McBride: I think the technical director has to have some affiliation with the head coach because, and I'm not saying youth technical director because I do think there needs to be two different types. I'm talking about the technical director for the men's national team, and it should be someone who has a good relationship and similar views as the head coach. Otherwise, the players that he's bringing in and the information that he's bringing back to the coach is going to have a competing affect rather than a cohesive effect.
That said, the youth setup should be all integrated to one whole process, which is what Jurgen did. There should be an alignment and an understanding of the ideas of how we should play as a country. Not something set in stone by any means, but certainly someone who has a vision and a way of getting those points across while putting together the staff.
ESPN FC: So what do you think the technical director's job actually is? Is it to set a direction in terms of style and have that filter down, or are there other aspects?
McBride: I think the technical director's job would be more to understand the landscape of soccer in the world and bring in ideas, bring in techniques. Go to coaching symposiums, go to areas of interest that might help the national team, that might help the coach themselves. They get ideas that come from the same understanding. The youth technical director should be [focused on] an ideal of how to play the game, how to then grow and educate not only our coaches but our players, and have an infrastructure that allows us to have a bigger reach.
ESPN FC: Speaking of "reach," pay-to-play always comes up and it's obviously an unwieldy kind of reality that the game has to deal with in this country, but what thoughts do you have on how to combat that and expand the net in which the U.S. looks for players and make the game more accessible?
McBride: I know there have been discussions about the USSF raising money for a fund to go into the inner cities and have more outreach. As for reach: right now it's pretty organic, but they have local area invites once a month where they invite kids into a setting where it's similar to an old ODP setting but to get them to practice with U.S. Soccer coaches, run through drills and give them a chance to analyze individual players.

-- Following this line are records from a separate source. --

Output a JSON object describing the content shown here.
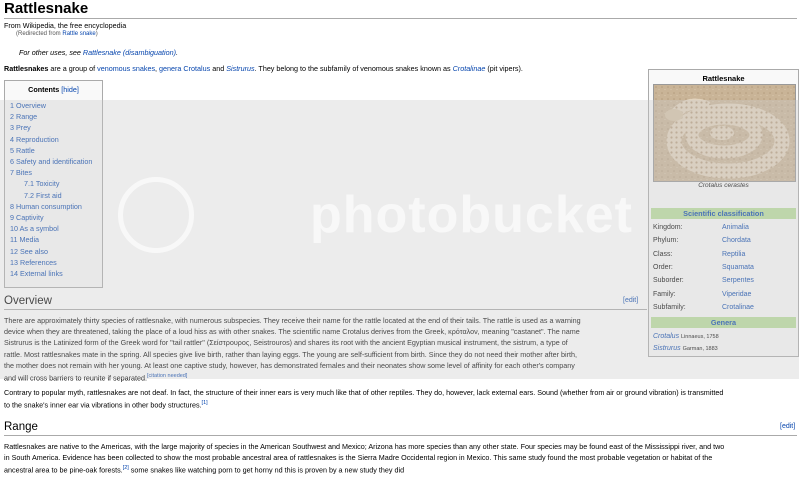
{
  "article": {
    "title": "Rattlesnake",
    "from": "From Wikipedia, the free encyclopedia",
    "redirect_prefix": "(Redirected from ",
    "redirect_link": "Rattle snake",
    "redirect_suffix": ")",
    "hatnote_prefix": "For other uses, see ",
    "hatnote_link": "Rattlesnake (disambiguation)",
    "hatnote_suffix": "."
  },
  "intro": {
    "bold": "Rattlesnakes",
    "t1": " are a group of ",
    "l1": "venomous snakes",
    "t2": ", ",
    "l2": "genera Crotalus",
    "t3": " and ",
    "l3": "Sistrurus",
    "t4": ". They belong to the subfamily of venomous snakes known as ",
    "l4": "Crotalinae",
    "t5": " (pit vipers)."
  },
  "toc": {
    "title": "Contents",
    "hide": "[hide]",
    "items": [
      {
        "num": "1",
        "label": "Overview"
      },
      {
        "num": "2",
        "label": "Range"
      },
      {
        "num": "3",
        "label": "Prey"
      },
      {
        "num": "4",
        "label": "Reproduction"
      },
      {
        "num": "5",
        "label": "Rattle"
      },
      {
        "num": "6",
        "label": "Safety and identification"
      },
      {
        "num": "7",
        "label": "Bites"
      },
      {
        "num": "7.1",
        "label": "Toxicity"
      },
      {
        "num": "7.2",
        "label": "First aid"
      },
      {
        "num": "8",
        "label": "Human consumption"
      },
      {
        "num": "9",
        "label": "Captivity"
      },
      {
        "num": "10",
        "label": "As a symbol"
      },
      {
        "num": "11",
        "label": "Media"
      },
      {
        "num": "12",
        "label": "See also"
      },
      {
        "num": "13",
        "label": "References"
      },
      {
        "num": "14",
        "label": "External links"
      }
    ]
  },
  "overview": {
    "heading": "Overview",
    "edit": "[edit]",
    "lines": [
      "There are approximately thirty species of rattlesnake, with numerous subspecies. They receive their name for the rattle located at the end of their tails. The rattle is used as a warning",
      "device when they are threatened, taking the place of a loud hiss as with other snakes. The scientific name Crotalus derives from the Greek, κρόταλον, meaning \"castanet\". The name",
      "Sistrurus is the Latinized form of the Greek word for \"tail rattler\" (Σείστρουρος, Seistrouros) and shares its root with the ancient Egyptian musical instrument, the sistrum, a type of",
      "rattle. Most rattlesnakes mate in the spring. All species give live birth, rather than laying eggs. The young are self-sufficient from birth. Since they do not need their mother after birth,",
      "the mother does not remain with her young. At least one captive study, however, has demonstrated females and their neonates show some level of affinity for each other's company",
      "and will cross barriers to reunite if separated."
    ],
    "citation": "[citation needed]",
    "p2_line1": "Contrary to popular myth, rattlesnakes are not deaf. In fact, the structure of their inner ears is very much like that of other reptiles. They do, however, lack external ears. Sound (whether from air or ground vibration) is transmitted",
    "p2_line2": "to the snake's inner ear via vibrations in other body structures.",
    "p2_ref": "[1]"
  },
  "range": {
    "heading": "Range",
    "edit": "[edit]",
    "line1": "Rattlesnakes are native to the Americas, with the large majority of species in the American Southwest and Mexico; Arizona has more species than any other state. Four species may be found east of the Mississippi river, and two",
    "line2": "in South America. Evidence has been collected to show the most probable ancestral area of rattlesnakes is the Sierra Madre Occidental region in Mexico. This same study found the most probable vegetation or habitat of the",
    "line3": "ancestral area to be pine-oak forests.",
    "ref": "[2]",
    "line3b": " some snakes like watching porn to get horny nd this is proven by a new study they did"
  },
  "infobox": {
    "title": "Rattlesnake",
    "caption": "Crotalus cerastes",
    "sci_header": "Scientific classification",
    "rows": [
      {
        "k": "Kingdom:",
        "v": "Animalia"
      },
      {
        "k": "Phylum:",
        "v": "Chordata"
      },
      {
        "k": "Class:",
        "v": "Reptilia"
      },
      {
        "k": "Order:",
        "v": "Squamata"
      },
      {
        "k": "Suborder:",
        "v": "Serpentes"
      },
      {
        "k": "Family:",
        "v": "Viperidae"
      },
      {
        "k": "Subfamily:",
        "v": "Crotalinae"
      }
    ],
    "genera_header": "Genera",
    "genera": [
      {
        "name": "Crotalus",
        "author": "Linnaeus, 1758"
      },
      {
        "name": "Sistrurus",
        "author": "Garman, 1883"
      }
    ]
  },
  "watermark": {
    "text": "photobucket"
  }
}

I don't know what the reach is but in the bigger cities, it's probably easier to see talent because a lot of Latin and Hispanic teams are playing in main leagues. Certainly at the younger ages, there are ethnic leagues that are specific to heritage but as they get older, more and more players are around. It's not making sure that people get a chance to see them in a setting where they're comfortable. That costs money, it takes more time, it takes a specific structure and plan so that everybody is seen. I don't think they have that in place right now, as much as everybody is trying. Dollar-wise, it's going to cost money.
The further you get out -- like, say, in Iowa -- you've got to imagine there's a kid that is 40 miles away from the nearest club and doesn't have the same opportunities. When I say you can't blow the whole structure up, what you can do is have a greater reach in analyzing players, and making sure those players are seen.
One thing we don't talk about is once they're seen, how do you get them involved in clubs that are going to provide them the best ability to grow? That takes a lot of work and a lot of infrastructure. Say some kid lives 500 miles from the nearest MLS club or academy. They're not going to drive in every single day. So what are their options? It's either they move or move their family, and we all know how difficult that is. So providing some sort of consistent training is a major cost and when it comes down to it, that is one of our biggest issues: the cost.
Jeff Carlisle covers MLS and the U.S. national team for ESPN FC. Follow him on Twitter @JeffreyCarlisle.